Problem requirements — Look through the entries that follow and return each line that has the string "email".

[Recorded data]
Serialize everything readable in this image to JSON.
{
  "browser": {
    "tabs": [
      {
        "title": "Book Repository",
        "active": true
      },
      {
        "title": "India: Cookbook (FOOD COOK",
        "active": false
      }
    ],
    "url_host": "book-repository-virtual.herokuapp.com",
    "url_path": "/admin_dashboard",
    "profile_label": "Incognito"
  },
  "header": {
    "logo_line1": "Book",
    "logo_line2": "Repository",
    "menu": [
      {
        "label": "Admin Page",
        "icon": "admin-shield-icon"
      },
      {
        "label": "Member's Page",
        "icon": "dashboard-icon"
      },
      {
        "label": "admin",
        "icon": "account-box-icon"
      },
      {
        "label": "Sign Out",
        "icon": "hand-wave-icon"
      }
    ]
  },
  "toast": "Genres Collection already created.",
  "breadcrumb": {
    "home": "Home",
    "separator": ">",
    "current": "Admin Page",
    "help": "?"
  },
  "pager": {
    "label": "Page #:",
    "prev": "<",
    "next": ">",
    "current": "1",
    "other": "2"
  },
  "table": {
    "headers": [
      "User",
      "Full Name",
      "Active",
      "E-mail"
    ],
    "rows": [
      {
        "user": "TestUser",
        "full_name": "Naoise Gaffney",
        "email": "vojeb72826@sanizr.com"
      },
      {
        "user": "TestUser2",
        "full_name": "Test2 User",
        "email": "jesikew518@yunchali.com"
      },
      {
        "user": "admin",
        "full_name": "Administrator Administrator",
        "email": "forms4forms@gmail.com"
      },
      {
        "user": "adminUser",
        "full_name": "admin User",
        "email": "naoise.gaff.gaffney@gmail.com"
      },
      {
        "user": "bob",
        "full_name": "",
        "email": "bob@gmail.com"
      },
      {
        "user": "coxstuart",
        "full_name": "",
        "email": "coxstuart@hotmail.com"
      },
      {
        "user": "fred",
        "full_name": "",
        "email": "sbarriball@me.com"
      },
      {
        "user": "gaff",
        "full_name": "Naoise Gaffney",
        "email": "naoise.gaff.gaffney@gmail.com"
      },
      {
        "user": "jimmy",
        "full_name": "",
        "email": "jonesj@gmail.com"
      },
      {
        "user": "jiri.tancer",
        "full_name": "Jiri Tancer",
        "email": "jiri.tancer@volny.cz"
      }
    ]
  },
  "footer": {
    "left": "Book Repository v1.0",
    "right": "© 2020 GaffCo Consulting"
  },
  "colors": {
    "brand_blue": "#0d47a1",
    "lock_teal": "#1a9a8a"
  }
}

Written solution —
        "email": "vojeb72826@sanizr.com"
        "email": "jesikew518@yunchali.com"
        "email": "forms4forms@gmail.com"
        "email": "naoise.gaff.gaffney@gmail.com"
        "email": "bob@gmail.com"
        "email": "coxstuart@hotmail.com"
        "email": "sbarriball@me.com"
        "email": "naoise.gaff.gaffney@gmail.com"
        "email": "jonesj@gmail.com"
        "email": "jiri.tancer@volny.cz"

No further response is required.